  • But if industrialism is only good for simple things that can be made exact, why should industrially-produced prudence, morality and human relations, our official standards today, be worth bothering with? If you reject them though you’re officially considered stupid, ignorant or crazy, and there’s no defense you can make for your view. After all, the industrialists—the experts and functionaries who are responsible for putting everything to rights—disagree with you, and what they say constitutes public truth.
  • The effect of millions of college professors and hundreds of billions of dollars devoted to formal education and scholarly studies of all things is therefore to make us stupider. The people lose whatever common sense and decency they once had and become basically non-functional. Their betters work overtime convincing themselves and others that we live in the best—or at least most enlightened and knowledgeable—of all possible worlds and design theories that make it impossible for anyone meaningfully to disagree with them because nobody can really know truth and there aren’t any stable objects to know it about anyway. Besides, everyone gets food, shelter, pocket money, TV, lifestyle freedoms and a chance to win the lottery. What more could anyone reasonably want?

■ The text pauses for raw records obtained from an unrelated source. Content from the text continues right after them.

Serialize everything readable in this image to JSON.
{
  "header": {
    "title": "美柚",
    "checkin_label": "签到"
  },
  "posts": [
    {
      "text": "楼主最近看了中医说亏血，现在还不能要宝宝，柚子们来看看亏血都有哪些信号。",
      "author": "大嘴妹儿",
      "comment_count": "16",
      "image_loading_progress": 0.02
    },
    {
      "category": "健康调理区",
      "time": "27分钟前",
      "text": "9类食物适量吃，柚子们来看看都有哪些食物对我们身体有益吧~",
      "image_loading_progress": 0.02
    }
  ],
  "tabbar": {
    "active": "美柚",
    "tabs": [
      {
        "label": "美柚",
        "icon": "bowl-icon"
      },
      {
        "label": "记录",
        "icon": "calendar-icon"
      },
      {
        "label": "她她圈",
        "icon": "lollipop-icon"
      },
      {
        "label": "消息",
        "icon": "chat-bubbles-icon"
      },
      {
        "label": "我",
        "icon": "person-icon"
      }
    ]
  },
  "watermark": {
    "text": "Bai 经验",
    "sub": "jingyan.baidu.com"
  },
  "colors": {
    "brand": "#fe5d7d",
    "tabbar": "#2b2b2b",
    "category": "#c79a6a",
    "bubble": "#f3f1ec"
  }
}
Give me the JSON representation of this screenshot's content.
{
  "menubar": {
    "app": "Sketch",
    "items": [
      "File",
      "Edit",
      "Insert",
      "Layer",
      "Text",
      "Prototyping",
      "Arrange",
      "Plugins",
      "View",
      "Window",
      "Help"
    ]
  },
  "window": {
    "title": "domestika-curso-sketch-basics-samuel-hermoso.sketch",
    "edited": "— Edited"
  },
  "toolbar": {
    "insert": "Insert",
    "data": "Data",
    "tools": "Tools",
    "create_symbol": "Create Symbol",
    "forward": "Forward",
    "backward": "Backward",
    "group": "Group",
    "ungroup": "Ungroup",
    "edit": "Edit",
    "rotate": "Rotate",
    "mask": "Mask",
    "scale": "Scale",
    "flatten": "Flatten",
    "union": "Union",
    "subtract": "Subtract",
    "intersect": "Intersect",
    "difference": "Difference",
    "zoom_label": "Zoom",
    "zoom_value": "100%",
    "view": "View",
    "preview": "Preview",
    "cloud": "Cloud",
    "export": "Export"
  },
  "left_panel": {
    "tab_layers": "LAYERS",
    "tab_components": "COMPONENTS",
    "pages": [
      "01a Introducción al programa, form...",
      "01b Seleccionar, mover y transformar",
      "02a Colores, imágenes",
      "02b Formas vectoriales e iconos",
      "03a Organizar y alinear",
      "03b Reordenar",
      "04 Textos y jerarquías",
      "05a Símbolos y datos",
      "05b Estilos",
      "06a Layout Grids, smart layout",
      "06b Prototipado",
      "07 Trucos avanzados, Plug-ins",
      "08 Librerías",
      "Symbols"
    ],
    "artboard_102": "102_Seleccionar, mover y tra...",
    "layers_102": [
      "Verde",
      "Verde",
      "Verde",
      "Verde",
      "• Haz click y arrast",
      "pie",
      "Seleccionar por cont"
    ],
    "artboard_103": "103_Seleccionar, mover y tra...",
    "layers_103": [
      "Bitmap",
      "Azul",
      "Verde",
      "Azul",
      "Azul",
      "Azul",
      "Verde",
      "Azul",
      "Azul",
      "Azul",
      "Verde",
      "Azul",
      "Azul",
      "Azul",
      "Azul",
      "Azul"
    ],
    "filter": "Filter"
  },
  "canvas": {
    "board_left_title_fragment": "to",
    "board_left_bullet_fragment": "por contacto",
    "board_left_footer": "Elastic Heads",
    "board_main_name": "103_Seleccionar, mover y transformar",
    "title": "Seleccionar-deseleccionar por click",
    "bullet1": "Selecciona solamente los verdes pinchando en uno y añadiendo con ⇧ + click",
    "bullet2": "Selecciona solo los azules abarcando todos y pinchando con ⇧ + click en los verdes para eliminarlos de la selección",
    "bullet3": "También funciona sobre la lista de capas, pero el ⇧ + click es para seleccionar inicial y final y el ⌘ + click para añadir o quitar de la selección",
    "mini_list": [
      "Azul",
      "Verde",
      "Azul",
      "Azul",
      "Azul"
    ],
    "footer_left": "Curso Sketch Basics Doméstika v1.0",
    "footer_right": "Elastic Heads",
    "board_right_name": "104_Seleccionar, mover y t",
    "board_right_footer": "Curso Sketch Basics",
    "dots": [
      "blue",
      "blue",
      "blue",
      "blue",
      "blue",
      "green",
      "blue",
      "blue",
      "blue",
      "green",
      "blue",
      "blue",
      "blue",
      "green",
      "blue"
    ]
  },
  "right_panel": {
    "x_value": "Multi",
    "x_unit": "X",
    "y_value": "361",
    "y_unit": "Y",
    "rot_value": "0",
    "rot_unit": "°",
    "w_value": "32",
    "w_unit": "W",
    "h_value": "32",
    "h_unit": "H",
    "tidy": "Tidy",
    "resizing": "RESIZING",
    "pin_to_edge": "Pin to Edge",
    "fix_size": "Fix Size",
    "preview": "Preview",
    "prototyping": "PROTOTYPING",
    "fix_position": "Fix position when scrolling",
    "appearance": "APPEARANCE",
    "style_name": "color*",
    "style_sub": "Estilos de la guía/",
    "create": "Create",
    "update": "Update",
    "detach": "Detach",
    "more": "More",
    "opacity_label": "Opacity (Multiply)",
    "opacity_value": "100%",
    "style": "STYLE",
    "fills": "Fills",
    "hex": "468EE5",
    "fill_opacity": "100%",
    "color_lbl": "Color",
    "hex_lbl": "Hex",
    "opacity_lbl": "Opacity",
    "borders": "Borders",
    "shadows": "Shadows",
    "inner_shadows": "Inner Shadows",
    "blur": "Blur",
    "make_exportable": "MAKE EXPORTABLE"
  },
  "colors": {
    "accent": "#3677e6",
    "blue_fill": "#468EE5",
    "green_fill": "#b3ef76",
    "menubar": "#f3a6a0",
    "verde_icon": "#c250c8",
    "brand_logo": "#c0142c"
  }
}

The nature of man is to do, know and love. The current public order, which claims all knowledge and the right and duty to reform all human relationships, says we can’t know, and love makes no sense because self-interest and power are the only realities and words like love are just rhetoric anyway, so we should do what we’re told except for the safe and harmless private amusements that it treats as our ultimate good. Why shouldn’t I call something that denies and destroys what is best in us oppressive and tyrannical? What else can one call it?